What to produce:
Only the lines that contain the string "PostProcessor" belong in the answer; pull them from the records.
*** Excerpted records ***
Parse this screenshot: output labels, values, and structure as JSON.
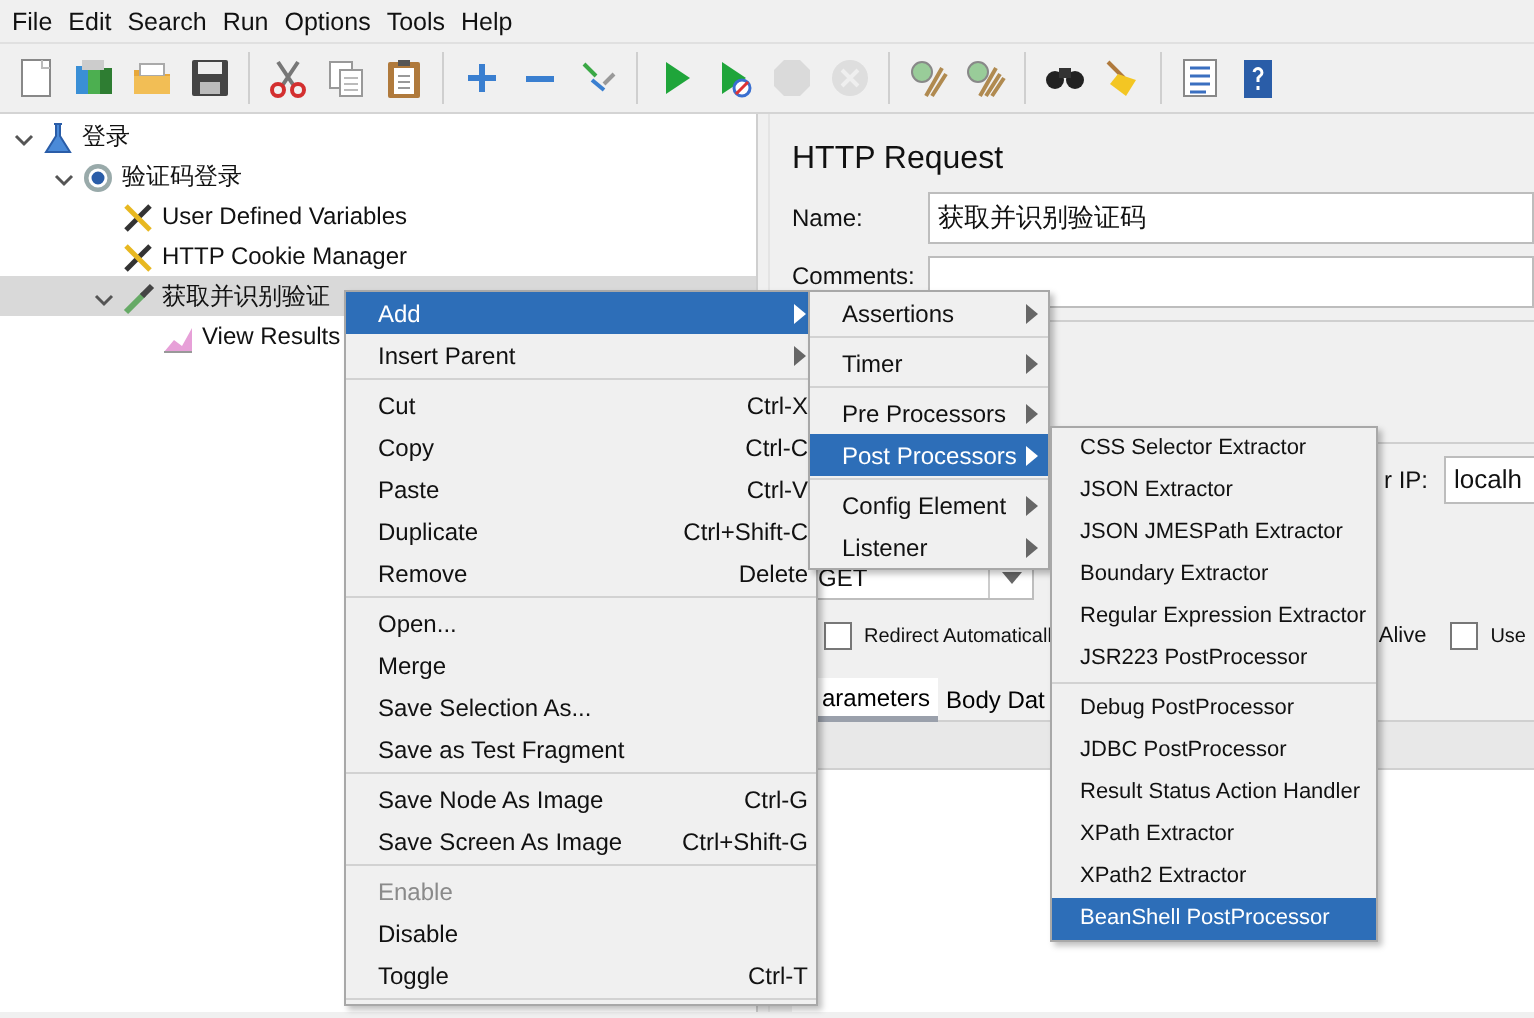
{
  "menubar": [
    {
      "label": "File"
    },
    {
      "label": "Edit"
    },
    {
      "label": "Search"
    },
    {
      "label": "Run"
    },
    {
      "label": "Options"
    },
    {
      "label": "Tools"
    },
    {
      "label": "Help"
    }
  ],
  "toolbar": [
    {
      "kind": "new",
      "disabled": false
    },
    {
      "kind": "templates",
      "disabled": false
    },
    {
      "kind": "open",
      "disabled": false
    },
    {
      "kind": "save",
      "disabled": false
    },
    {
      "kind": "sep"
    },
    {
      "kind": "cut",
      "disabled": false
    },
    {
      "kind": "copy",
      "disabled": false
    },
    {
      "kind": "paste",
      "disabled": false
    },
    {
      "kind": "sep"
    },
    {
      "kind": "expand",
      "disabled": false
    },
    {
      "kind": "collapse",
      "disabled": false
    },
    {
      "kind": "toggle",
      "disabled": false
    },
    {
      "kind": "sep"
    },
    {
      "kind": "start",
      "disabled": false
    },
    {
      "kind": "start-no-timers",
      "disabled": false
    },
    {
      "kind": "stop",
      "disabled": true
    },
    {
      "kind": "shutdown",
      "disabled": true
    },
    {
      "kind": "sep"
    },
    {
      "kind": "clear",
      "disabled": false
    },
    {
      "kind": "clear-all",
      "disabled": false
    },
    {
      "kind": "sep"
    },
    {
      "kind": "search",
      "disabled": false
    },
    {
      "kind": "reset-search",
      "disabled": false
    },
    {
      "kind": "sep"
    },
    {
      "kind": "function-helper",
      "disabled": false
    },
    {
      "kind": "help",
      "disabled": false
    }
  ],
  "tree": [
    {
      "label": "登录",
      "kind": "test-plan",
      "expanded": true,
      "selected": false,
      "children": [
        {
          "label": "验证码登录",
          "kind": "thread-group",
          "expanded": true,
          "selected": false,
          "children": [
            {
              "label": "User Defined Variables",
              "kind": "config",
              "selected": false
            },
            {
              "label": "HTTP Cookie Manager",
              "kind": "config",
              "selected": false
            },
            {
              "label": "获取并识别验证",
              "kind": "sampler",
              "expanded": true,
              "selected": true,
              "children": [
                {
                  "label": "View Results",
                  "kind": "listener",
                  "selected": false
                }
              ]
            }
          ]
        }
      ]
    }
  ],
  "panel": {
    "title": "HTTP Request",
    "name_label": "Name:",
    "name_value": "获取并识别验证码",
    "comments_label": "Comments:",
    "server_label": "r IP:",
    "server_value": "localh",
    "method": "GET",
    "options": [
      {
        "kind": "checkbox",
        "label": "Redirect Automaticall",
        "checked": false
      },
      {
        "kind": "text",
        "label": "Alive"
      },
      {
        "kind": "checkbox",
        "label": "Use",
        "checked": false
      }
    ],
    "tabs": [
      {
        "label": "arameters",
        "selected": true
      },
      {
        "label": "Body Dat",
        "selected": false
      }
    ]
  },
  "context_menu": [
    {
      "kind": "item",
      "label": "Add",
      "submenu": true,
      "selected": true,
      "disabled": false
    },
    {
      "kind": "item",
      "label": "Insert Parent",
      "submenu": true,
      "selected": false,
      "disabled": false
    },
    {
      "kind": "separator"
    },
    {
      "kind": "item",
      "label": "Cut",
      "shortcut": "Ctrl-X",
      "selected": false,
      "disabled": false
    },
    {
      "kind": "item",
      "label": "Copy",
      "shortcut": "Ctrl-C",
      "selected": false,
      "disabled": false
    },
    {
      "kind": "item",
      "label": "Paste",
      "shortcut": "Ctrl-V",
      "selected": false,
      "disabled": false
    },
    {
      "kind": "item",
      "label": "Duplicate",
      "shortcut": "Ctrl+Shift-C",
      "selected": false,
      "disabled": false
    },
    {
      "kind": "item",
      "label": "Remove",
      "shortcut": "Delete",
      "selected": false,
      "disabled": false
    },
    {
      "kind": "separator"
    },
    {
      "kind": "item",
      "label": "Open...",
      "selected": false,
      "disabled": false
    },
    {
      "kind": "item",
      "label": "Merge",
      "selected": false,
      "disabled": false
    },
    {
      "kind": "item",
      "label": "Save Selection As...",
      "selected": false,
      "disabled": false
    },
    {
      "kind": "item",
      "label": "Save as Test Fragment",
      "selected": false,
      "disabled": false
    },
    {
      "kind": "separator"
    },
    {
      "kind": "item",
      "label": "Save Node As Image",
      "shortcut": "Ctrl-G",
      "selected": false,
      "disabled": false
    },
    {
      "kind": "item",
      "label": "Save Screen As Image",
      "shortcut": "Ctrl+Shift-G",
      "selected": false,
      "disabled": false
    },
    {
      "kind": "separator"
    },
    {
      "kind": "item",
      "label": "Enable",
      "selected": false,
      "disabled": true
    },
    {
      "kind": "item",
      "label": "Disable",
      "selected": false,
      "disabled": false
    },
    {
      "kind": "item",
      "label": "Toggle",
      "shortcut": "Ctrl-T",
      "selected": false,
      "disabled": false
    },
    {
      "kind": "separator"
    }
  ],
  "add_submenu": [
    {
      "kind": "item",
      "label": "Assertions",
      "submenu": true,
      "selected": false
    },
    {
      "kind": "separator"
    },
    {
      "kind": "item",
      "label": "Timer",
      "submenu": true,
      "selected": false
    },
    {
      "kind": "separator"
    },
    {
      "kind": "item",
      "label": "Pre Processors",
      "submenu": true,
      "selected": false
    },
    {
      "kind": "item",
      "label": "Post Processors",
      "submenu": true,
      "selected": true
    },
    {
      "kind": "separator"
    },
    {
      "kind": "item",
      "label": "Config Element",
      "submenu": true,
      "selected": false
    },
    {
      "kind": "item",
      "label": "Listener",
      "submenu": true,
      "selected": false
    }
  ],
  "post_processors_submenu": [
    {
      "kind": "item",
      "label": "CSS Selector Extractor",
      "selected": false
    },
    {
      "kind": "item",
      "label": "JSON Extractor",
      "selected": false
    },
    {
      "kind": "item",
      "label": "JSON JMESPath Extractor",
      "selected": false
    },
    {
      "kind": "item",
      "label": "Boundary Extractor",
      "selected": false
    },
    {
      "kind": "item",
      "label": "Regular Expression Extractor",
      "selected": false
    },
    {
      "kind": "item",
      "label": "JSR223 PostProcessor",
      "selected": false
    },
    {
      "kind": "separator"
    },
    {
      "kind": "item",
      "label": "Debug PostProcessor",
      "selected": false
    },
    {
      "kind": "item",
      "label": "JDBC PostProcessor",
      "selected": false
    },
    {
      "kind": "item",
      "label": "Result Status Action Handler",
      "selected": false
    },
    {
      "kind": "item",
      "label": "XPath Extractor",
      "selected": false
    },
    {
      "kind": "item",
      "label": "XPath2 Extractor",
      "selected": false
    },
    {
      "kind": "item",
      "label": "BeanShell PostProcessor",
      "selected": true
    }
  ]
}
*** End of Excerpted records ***
Solution to the exercise:
      "label": "JSR223 PostProcessor",
      "label": "Debug PostProcessor",
      "label": "JDBC PostProcessor",
      "label": "BeanShell PostProcessor",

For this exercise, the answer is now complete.